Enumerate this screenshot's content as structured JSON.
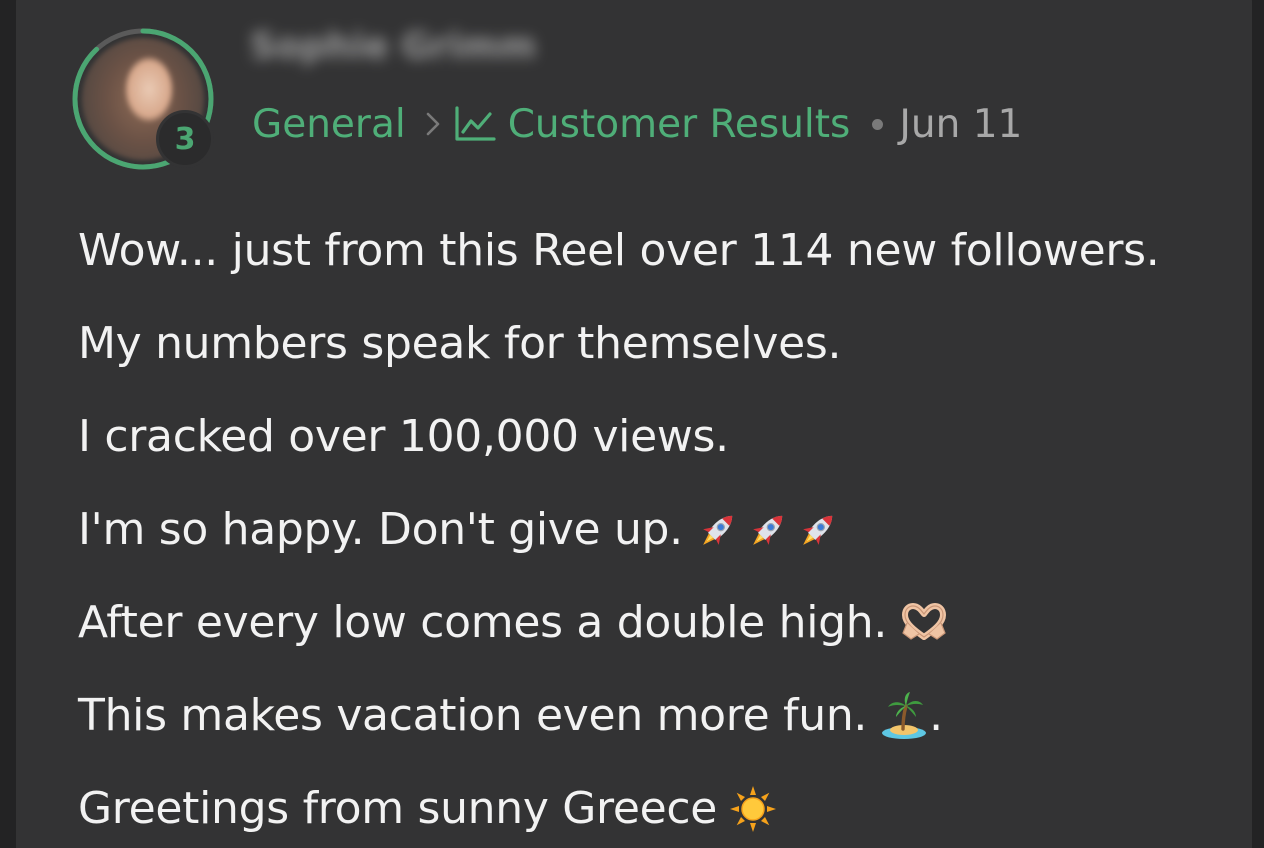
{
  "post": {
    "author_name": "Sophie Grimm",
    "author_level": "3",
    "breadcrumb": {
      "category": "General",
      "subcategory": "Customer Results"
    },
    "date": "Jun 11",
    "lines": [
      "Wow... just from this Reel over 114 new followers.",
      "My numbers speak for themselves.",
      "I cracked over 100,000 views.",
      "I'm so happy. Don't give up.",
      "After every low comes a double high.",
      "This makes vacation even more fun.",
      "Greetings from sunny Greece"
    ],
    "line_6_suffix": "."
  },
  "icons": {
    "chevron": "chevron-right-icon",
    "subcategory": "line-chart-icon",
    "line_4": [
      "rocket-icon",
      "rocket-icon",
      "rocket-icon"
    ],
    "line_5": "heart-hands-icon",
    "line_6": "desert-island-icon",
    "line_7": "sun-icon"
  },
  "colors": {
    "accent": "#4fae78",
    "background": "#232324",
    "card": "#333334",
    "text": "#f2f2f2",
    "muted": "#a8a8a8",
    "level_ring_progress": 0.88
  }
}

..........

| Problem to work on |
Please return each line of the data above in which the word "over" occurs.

| Solution to this problem |
      "Wow... just from this Reel over 114 new followers.",
      "I cracked over 100,000 views.",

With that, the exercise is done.